The alpina clematis, beloved of bumble bees, are just dropping their lavender petals, while the bees themselves seem happily to be multiplying in the piles of brush I've thrown on the sea wall to strengthen it. We can't keep honeybees in this climate, alas. In the polytunnel tomatoes, squash, pumpkins and beans languish in the cool weather; even the peas on the deck seem reluctant this year, while the roses and lilies have suspended operations until the weather warms a bit more. I've taken pity on some of the vegetables and moved them inside into the garden window, where the tomatoes are towering to the ceiling, already bearing small round green globes, and pumpkins are muscling their way around the other pots, threatening to take over the entire living room. The first incipient pumpkin bloomed yesterday, but she was wasting her time, poor thing, because the male flowers are slower to develop (even so in the plant world as the human!) and none was ready.
The new Prairie Fire crabapple is just dropping its cerise blossoms on the white sweet woodruff that spills around the foot of a stone shrine that predates my appearing by who knows how many decades. And a young copper beech, also new this year, has unfolded its dark leaves, holding them proudly aloft, as if saluting the huge yellow cedar on a neighbor's property nearby.
As I turn to go in, a whale breaches.
The anguished questioning of the world is stilled in my garden; it is invited there for healing. Who knows what resonances a pocket of beauty, peace and silence may have for the future of our race? There is little I can do but live carefully and offer hospitality to pain, and in that hospitality is, perhaps, a seed of hope.

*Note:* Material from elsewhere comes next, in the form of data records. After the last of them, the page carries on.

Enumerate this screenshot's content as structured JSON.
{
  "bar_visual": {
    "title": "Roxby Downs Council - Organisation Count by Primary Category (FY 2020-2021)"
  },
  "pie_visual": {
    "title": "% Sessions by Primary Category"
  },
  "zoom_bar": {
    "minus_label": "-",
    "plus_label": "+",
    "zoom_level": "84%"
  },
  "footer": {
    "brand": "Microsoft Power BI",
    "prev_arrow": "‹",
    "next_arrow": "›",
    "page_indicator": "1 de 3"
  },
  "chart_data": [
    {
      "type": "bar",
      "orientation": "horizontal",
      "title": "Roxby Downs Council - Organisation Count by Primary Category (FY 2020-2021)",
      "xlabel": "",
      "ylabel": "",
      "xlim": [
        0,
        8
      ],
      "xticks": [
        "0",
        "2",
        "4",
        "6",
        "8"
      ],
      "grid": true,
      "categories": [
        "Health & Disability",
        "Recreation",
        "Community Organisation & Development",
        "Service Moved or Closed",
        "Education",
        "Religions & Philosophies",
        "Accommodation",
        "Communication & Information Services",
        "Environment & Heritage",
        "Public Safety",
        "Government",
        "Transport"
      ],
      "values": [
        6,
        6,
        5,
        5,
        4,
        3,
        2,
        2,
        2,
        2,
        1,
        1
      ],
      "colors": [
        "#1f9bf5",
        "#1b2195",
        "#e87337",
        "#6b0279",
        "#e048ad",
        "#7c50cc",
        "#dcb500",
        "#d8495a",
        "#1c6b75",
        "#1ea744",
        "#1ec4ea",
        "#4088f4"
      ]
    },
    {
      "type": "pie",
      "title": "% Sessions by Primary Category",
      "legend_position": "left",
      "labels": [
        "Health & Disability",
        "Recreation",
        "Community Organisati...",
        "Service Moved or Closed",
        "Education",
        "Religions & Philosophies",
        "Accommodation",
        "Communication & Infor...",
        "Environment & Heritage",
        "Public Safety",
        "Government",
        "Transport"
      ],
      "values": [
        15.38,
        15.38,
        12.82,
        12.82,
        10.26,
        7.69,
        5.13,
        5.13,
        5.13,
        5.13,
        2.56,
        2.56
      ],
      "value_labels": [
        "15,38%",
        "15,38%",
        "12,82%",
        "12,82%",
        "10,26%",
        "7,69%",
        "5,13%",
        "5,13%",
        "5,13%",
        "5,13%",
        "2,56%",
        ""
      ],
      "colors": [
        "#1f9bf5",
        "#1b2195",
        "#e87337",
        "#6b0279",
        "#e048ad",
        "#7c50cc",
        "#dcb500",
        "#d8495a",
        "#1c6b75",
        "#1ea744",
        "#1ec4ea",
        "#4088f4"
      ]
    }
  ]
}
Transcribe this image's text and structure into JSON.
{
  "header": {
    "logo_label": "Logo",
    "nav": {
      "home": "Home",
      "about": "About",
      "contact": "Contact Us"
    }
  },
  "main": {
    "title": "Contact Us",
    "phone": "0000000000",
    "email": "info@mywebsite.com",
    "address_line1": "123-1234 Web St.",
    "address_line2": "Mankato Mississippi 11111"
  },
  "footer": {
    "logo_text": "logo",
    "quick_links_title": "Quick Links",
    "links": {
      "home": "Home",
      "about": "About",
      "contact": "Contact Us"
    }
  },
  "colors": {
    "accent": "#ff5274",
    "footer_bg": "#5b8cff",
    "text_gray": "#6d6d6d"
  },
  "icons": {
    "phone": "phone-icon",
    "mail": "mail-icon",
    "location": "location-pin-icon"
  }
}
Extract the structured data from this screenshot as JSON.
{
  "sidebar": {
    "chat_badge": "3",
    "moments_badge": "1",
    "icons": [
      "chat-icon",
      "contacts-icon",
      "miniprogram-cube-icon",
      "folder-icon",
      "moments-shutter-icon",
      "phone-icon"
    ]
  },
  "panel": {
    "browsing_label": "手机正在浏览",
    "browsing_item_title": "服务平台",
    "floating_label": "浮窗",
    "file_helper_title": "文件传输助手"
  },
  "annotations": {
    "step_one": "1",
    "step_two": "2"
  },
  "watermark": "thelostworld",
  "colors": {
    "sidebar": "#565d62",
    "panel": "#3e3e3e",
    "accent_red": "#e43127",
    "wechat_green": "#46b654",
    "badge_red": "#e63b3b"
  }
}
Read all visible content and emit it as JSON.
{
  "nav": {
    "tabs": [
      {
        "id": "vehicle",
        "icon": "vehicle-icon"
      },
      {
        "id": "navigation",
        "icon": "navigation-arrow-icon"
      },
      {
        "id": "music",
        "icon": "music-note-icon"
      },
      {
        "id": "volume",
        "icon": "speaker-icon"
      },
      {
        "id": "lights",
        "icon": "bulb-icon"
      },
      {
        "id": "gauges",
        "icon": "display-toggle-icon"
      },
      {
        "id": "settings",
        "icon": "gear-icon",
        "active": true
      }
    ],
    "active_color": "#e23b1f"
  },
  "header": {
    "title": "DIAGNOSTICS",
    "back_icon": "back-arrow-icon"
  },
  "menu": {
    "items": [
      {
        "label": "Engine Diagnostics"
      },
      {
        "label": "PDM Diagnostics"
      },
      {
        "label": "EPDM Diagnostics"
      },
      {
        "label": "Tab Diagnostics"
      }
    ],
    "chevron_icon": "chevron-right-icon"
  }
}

There are other gardens here, far lovelier than mine, set in the context of the wild garden that is the Alaska wilderness. Its stillness, its hospitality for pain, must also be preserved, for in wilderness pain is taken from us and transfigured; "in wilderness is the preservation of the world." We must keep some of it, at least, from exploitation, lest we lose our souls.
 Erazim Kohák in The Embers and the Stars.
 Eliot Porter in his book by the same title.